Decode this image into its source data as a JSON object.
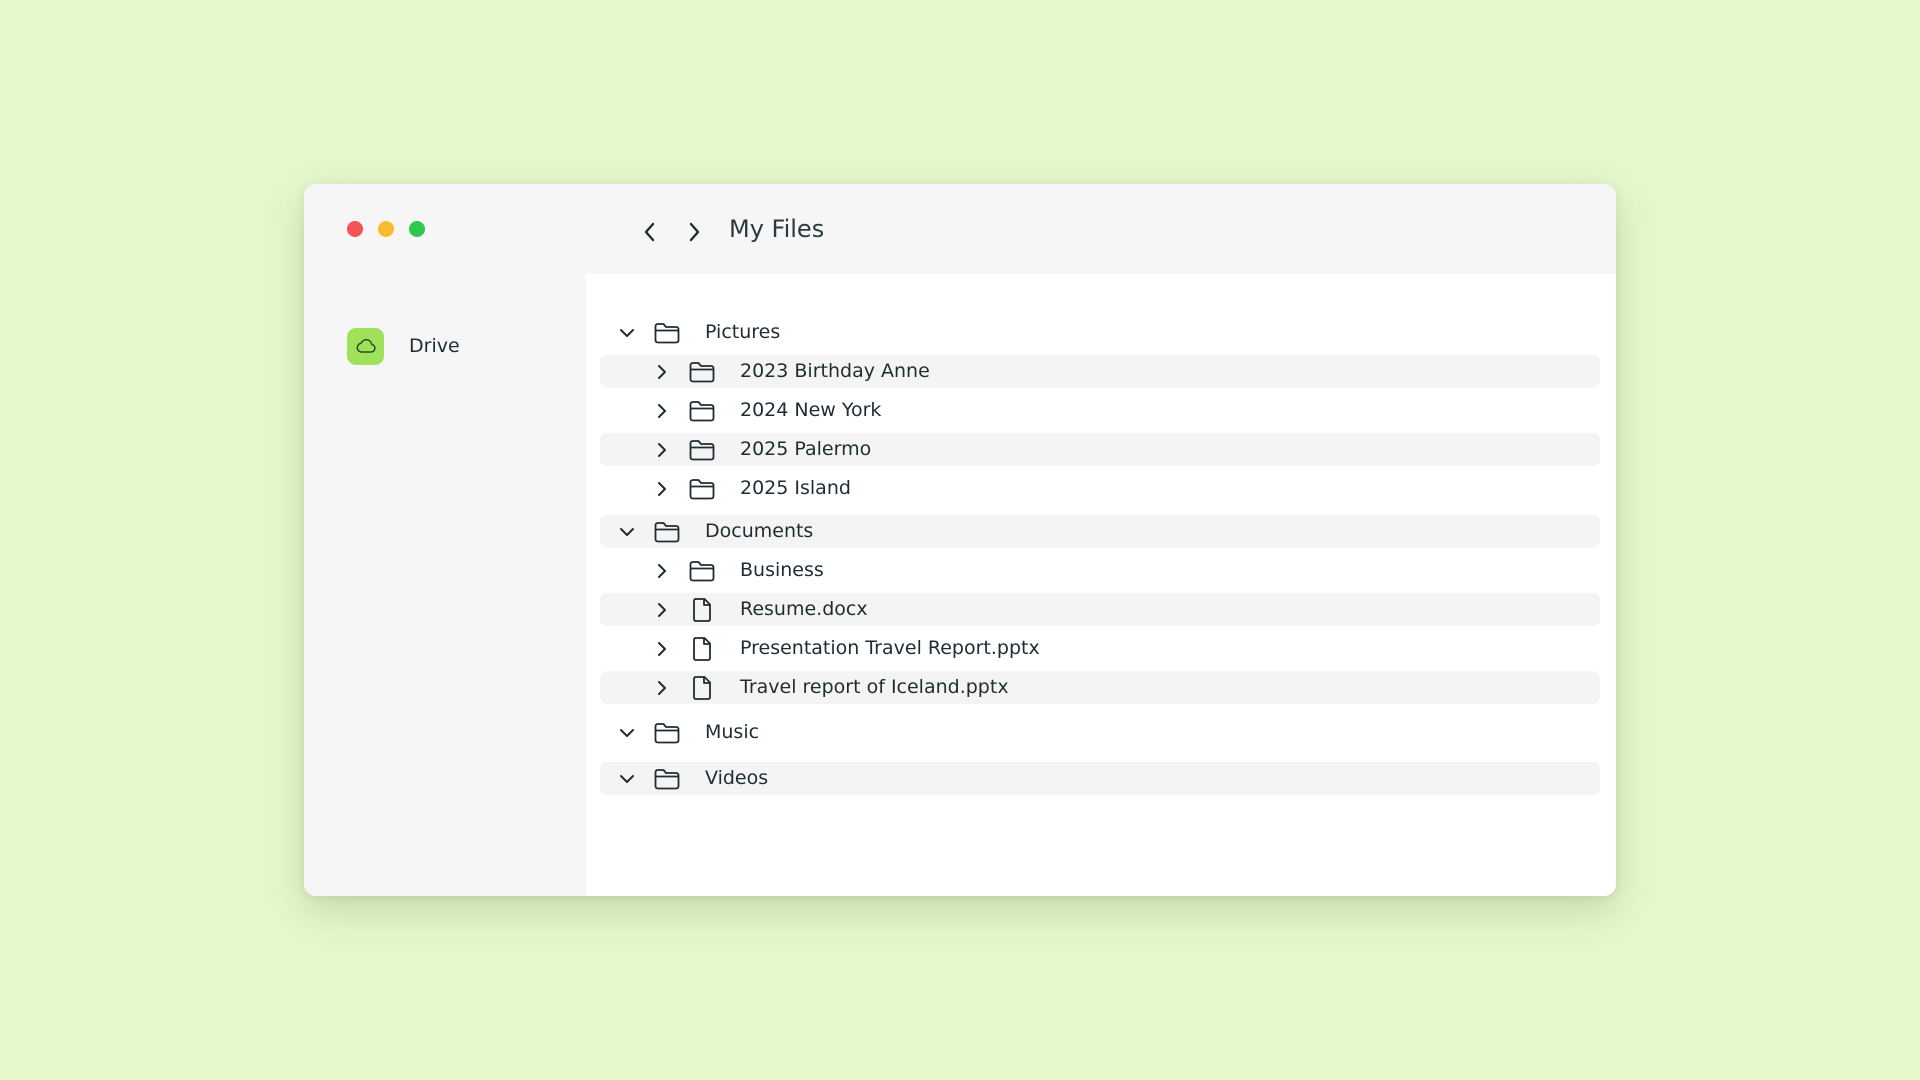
{
  "window": {
    "title": "My Files",
    "traffic_lights": [
      "close",
      "minimize",
      "maximize"
    ]
  },
  "colors": {
    "background": "#e5f8cc",
    "window": "#f6f6f6",
    "content": "#ffffff",
    "row_highlight": "#f4f4f4",
    "drive_accent": "#9fe25a",
    "close": "#f25454",
    "minimize": "#f9bc31",
    "maximize": "#2fc84e"
  },
  "sidebar": {
    "items": [
      {
        "label": "Drive",
        "icon": "cloud-icon"
      }
    ]
  },
  "header": {
    "back_icon": "chevron-left-icon",
    "forward_icon": "chevron-right-icon",
    "title": "My Files"
  },
  "tree": {
    "items": [
      {
        "label": "Pictures",
        "type": "folder",
        "expanded": true
      },
      {
        "label": "2023 Birthday Anne",
        "type": "folder",
        "expanded": false
      },
      {
        "label": "2024 New York",
        "type": "folder",
        "expanded": false
      },
      {
        "label": "2025 Palermo",
        "type": "folder",
        "expanded": false
      },
      {
        "label": "2025 Island",
        "type": "folder",
        "expanded": false
      },
      {
        "label": "Documents",
        "type": "folder",
        "expanded": true
      },
      {
        "label": "Business",
        "type": "folder",
        "expanded": false
      },
      {
        "label": "Resume.docx",
        "type": "file",
        "expanded": false
      },
      {
        "label": "Presentation Travel Report.pptx",
        "type": "file",
        "expanded": false
      },
      {
        "label": "Travel report of Iceland.pptx",
        "type": "file",
        "expanded": false
      },
      {
        "label": "Music",
        "type": "folder",
        "expanded": true
      },
      {
        "label": "Videos",
        "type": "folder",
        "expanded": true
      }
    ]
  }
}
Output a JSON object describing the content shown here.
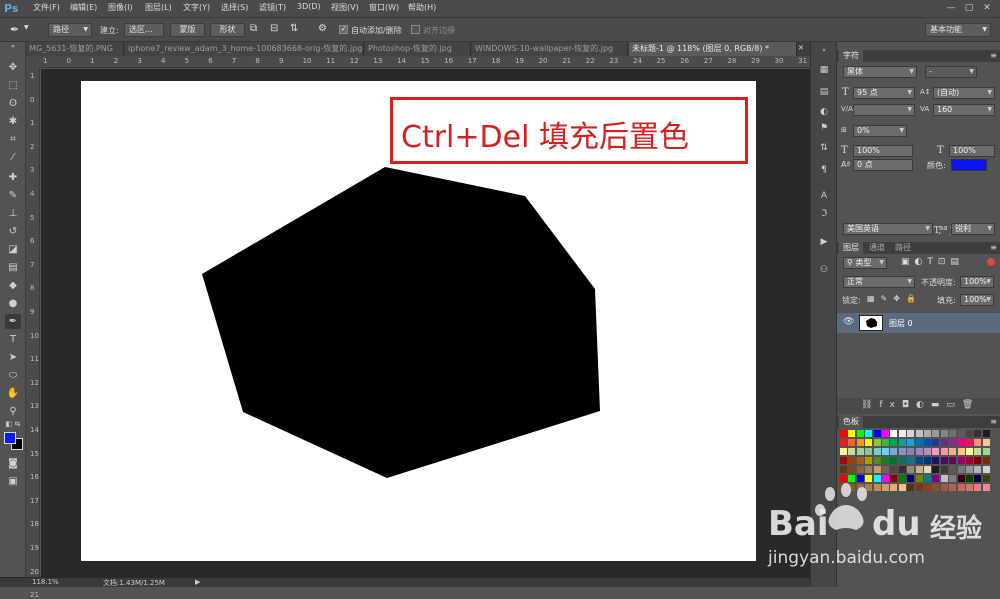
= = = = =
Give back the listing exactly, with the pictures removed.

- Solution to this task
Decode this image into its source data as a JSON object.
{
  "window": {
    "title": "My Files",
    "traffic_lights": [
      "close",
      "minimize",
      "maximize"
    ]
  },
  "colors": {
    "background": "#e5f8cc",
    "window": "#f6f6f6",
    "content": "#ffffff",
    "row_highlight": "#f4f4f4",
    "drive_accent": "#9fe25a",
    "close": "#f25454",
    "minimize": "#f9bc31",
    "maximize": "#2fc84e"
  },
  "sidebar": {
    "items": [
      {
        "label": "Drive",
        "icon": "cloud-icon"
      }
    ]
  },
  "header": {
    "back_icon": "chevron-left-icon",
    "forward_icon": "chevron-right-icon",
    "title": "My Files"
  },
  "tree": {
    "items": [
      {
        "label": "Pictures",
        "type": "folder",
        "expanded": true
      },
      {
        "label": "2023 Birthday Anne",
        "type": "folder",
        "expanded": false
      },
      {
        "label": "2024 New York",
        "type": "folder",
        "expanded": false
      },
      {
        "label": "2025 Palermo",
        "type": "folder",
        "expanded": false
      },
      {
        "label": "2025 Island",
        "type": "folder",
        "expanded": false
      },
      {
        "label": "Documents",
        "type": "folder",
        "expanded": true
      },
      {
        "label": "Business",
        "type": "folder",
        "expanded": false
      },
      {
        "label": "Resume.docx",
        "type": "file",
        "expanded": false
      },
      {
        "label": "Presentation Travel Report.pptx",
        "type": "file",
        "expanded": false
      },
      {
        "label": "Travel report of Iceland.pptx",
        "type": "file",
        "expanded": false
      },
      {
        "label": "Music",
        "type": "folder",
        "expanded": true
      },
      {
        "label": "Videos",
        "type": "folder",
        "expanded": true
      }
    ]
  }
}
Output a JSON object describing the content shown here.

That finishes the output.